The Bain Of This Campaign, Ctd

Andrew Sullivan —  Jul 12 2012 @ 2:48pm

The more I learn the more it seems to me that the Globe story (which was not a scoop as such and relied on TPM and others) could be a turning point in the campaign. And I’m learning from Dish readers as usual. One writes:

You asked: “But if you are still technically the owner, do you not have responsibility for the decisions of your own company?” Short answer: Yes. As CEO and Chairman, you have a fiduciary duty that you owe to the firm. You are, legally, responsible (at least in part) for the decisions of your own company. If anything goes wrong, and the company is sued, or charged with criminal behavior, you’re on the hook, one way or another: either you were ultimately responsible for the decisions made, or you violated your fiduciary duty by ignoring your responsibilities and allowing bad (or illegal) things to happen.

To look at it another way, what kind of company makes a change at the highest level of corporate governance (and it doesn’t get any higher than CEO and Chairman) and takes over three years to actually appoint replacements? That would be such an astonishing lapse in good corporate governance practices that I’d almost rather believe Romney was just lying when he said he turned over control in 1999 (of course, since he certified that in separate filings, he’d be on the hook for a felony if that’s the case).

Seriously, this guy’s entire campaign is premised on the idea that he “knows how business works,” and his company doesn’t even bother replacing him as CEO and Chairman for three years after he effectively steps down? That sure isn’t how business is supposed to work. One of the main points of SEC filings is that you’re supposed to be able to glance at them and know who the hell is running the company. Who are its corporate officers? Who is on the board? Apparently, Mr. Romney would have us believe that if you were relying on Bain’s filings for 2000 through 2002, you wouldn’t have been able to glean that information, because he had passed his responsibilities on to “other partners.” (In case you’re wondering, yes, I actually am an attorney.)
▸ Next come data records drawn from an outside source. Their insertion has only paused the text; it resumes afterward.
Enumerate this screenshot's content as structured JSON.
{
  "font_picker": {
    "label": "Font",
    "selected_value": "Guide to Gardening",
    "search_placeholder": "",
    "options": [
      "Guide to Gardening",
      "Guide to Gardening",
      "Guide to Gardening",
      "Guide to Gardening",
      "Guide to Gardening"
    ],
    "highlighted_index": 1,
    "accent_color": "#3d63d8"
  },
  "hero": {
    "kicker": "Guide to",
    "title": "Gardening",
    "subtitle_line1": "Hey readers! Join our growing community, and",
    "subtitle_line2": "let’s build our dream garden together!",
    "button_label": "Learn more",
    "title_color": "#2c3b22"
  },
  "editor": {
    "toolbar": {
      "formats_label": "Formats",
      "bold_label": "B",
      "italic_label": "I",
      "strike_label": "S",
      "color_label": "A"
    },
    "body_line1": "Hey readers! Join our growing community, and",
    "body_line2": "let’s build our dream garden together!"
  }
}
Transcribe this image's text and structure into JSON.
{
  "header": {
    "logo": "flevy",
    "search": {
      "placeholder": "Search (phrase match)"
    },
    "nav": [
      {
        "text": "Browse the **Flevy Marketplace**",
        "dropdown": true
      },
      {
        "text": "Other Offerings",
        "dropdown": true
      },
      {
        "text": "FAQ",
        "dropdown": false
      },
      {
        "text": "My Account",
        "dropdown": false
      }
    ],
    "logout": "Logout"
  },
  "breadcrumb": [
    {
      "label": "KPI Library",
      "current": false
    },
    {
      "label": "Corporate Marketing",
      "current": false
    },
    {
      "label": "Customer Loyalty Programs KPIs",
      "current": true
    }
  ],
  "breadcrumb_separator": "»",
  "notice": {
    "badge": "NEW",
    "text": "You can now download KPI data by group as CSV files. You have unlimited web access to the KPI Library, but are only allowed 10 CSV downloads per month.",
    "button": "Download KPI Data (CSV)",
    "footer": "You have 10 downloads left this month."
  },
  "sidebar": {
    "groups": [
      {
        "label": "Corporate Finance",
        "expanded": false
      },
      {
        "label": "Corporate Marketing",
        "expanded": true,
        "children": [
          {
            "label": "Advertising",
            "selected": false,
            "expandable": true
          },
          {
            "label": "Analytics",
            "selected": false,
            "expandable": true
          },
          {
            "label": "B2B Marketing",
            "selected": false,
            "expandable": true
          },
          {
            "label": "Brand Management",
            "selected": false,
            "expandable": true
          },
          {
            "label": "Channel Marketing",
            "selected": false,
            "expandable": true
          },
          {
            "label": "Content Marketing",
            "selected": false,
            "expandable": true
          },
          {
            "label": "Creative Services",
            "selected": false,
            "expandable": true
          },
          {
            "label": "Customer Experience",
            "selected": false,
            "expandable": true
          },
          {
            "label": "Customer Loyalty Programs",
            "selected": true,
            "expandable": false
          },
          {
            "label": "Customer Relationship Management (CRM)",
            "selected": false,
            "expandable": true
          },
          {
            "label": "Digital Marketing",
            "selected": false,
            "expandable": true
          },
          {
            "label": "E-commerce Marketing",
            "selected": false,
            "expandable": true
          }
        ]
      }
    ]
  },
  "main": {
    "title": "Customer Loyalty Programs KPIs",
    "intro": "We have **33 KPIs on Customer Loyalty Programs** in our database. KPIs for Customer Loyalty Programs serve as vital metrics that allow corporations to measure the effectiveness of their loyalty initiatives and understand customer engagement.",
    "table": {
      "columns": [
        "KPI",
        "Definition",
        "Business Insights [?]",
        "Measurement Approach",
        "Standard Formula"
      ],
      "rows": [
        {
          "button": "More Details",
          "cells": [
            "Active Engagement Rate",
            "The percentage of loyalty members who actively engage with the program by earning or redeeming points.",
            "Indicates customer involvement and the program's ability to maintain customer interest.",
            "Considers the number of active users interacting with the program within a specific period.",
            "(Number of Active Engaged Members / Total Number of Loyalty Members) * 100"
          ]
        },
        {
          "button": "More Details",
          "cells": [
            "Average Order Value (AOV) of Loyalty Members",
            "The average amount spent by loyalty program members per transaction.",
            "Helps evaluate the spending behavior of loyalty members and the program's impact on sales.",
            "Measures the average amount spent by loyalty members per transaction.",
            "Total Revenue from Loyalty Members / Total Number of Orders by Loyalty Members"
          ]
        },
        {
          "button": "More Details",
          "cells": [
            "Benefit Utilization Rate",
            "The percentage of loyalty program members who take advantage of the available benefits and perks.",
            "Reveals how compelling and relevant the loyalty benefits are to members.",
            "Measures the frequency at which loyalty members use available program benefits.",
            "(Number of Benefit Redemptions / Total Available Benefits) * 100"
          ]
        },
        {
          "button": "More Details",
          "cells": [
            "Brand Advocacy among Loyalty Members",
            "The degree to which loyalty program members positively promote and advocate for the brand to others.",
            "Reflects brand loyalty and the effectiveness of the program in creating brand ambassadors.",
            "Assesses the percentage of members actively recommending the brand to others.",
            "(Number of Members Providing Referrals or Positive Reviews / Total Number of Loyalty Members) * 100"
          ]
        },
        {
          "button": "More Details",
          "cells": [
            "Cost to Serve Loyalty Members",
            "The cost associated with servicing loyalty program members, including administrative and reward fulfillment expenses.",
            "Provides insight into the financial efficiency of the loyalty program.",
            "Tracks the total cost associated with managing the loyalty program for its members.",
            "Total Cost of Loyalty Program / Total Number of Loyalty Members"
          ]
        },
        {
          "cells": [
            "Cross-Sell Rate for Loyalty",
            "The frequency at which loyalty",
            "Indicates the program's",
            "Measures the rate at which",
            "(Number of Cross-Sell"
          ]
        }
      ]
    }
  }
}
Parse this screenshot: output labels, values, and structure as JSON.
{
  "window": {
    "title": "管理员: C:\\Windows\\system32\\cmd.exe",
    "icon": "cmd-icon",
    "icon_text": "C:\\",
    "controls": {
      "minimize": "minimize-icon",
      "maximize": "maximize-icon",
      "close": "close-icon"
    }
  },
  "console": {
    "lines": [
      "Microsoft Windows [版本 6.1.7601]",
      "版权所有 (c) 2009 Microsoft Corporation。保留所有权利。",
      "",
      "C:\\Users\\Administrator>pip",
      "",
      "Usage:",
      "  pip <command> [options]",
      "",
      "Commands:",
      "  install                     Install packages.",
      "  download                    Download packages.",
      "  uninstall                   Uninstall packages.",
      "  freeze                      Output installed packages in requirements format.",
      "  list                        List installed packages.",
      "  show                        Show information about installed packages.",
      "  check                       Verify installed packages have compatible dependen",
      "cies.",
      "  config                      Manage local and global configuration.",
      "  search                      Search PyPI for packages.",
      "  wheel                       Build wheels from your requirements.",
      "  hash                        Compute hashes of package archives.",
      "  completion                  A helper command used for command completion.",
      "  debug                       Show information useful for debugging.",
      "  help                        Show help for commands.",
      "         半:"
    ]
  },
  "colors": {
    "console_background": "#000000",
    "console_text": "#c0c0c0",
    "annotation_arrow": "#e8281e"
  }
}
For me, there are two questions: 1. Did Romney mislead the SEC in those documents or is he misleading us now? Either way, he is guilty of either a felony or a whopper. 2. What was he paid $100,000 a year for? So far, no answer to either of these simple questions from Boston. The lack of a salient, immediate response is what strikes me. Maybe it will come. But this is seriously bad news for the GOP.